Content starts
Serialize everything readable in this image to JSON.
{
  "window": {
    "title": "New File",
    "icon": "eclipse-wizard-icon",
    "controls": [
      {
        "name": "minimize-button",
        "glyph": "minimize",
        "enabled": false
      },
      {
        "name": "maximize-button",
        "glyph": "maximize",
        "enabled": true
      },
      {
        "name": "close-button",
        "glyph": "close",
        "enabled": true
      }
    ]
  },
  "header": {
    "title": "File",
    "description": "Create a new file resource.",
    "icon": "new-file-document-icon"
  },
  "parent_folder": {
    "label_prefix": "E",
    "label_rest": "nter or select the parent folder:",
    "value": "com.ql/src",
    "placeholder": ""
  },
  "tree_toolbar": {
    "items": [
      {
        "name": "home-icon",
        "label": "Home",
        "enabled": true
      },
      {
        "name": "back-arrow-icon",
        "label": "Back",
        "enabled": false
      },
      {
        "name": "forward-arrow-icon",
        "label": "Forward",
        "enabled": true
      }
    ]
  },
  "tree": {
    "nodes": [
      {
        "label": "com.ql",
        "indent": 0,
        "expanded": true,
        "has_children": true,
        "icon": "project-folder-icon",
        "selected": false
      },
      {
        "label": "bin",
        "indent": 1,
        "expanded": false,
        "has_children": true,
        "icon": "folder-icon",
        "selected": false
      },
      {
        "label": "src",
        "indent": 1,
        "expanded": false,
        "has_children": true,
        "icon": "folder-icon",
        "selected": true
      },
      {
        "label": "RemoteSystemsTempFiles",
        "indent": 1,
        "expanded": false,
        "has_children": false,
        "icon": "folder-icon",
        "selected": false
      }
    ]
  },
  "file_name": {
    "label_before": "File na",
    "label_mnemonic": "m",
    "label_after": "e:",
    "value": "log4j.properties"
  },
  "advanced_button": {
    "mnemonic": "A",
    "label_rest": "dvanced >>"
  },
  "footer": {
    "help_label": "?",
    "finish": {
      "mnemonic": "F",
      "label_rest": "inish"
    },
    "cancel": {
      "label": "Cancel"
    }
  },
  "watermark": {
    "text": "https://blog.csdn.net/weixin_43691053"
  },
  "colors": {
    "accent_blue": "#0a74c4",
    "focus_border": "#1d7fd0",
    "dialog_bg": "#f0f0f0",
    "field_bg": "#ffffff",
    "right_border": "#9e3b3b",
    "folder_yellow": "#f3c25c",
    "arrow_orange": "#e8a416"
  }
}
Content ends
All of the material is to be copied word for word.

Serialize everything readable in this image to JSON.
{
  "window": {
    "title": "New File",
    "icon": "eclipse-wizard-icon",
    "controls": [
      {
        "name": "minimize-button",
        "glyph": "minimize",
        "enabled": false
      },
      {
        "name": "maximize-button",
        "glyph": "maximize",
        "enabled": true
      },
      {
        "name": "close-button",
        "glyph": "close",
        "enabled": true
      }
    ]
  },
  "header": {
    "title": "File",
    "description": "Create a new file resource.",
    "icon": "new-file-document-icon"
  },
  "parent_folder": {
    "label_prefix": "E",
    "label_rest": "nter or select the parent folder:",
    "value": "com.ql/src",
    "placeholder": ""
  },
  "tree_toolbar": {
    "items": [
      {
        "name": "home-icon",
        "label": "Home",
        "enabled": true
      },
      {
        "name": "back-arrow-icon",
        "label": "Back",
        "enabled": false
      },
      {
        "name": "forward-arrow-icon",
        "label": "Forward",
        "enabled": true
      }
    ]
  },
  "tree": {
    "nodes": [
      {
        "label": "com.ql",
        "indent": 0,
        "expanded": true,
        "has_children": true,
        "icon": "project-folder-icon",
        "selected": false
      },
      {
        "label": "bin",
        "indent": 1,
        "expanded": false,
        "has_children": true,
        "icon": "folder-icon",
        "selected": false
      },
      {
        "label": "src",
        "indent": 1,
        "expanded": false,
        "has_children": true,
        "icon": "folder-icon",
        "selected": true
      },
      {
        "label": "RemoteSystemsTempFiles",
        "indent": 1,
        "expanded": false,
        "has_children": false,
        "icon": "folder-icon",
        "selected": false
      }
    ]
  },
  "file_name": {
    "label_before": "File na",
    "label_mnemonic": "m",
    "label_after": "e:",
    "value": "log4j.properties"
  },
  "advanced_button": {
    "mnemonic": "A",
    "label_rest": "dvanced >>"
  },
  "footer": {
    "help_label": "?",
    "finish": {
      "mnemonic": "F",
      "label_rest": "inish"
    },
    "cancel": {
      "label": "Cancel"
    }
  },
  "watermark": {
    "text": "https://blog.csdn.net/weixin_43691053"
  },
  "colors": {
    "accent_blue": "#0a74c4",
    "focus_border": "#1d7fd0",
    "dialog_bg": "#f0f0f0",
    "field_bg": "#ffffff",
    "right_border": "#9e3b3b",
    "folder_yellow": "#f3c25c",
    "arrow_orange": "#e8a416"
  }
}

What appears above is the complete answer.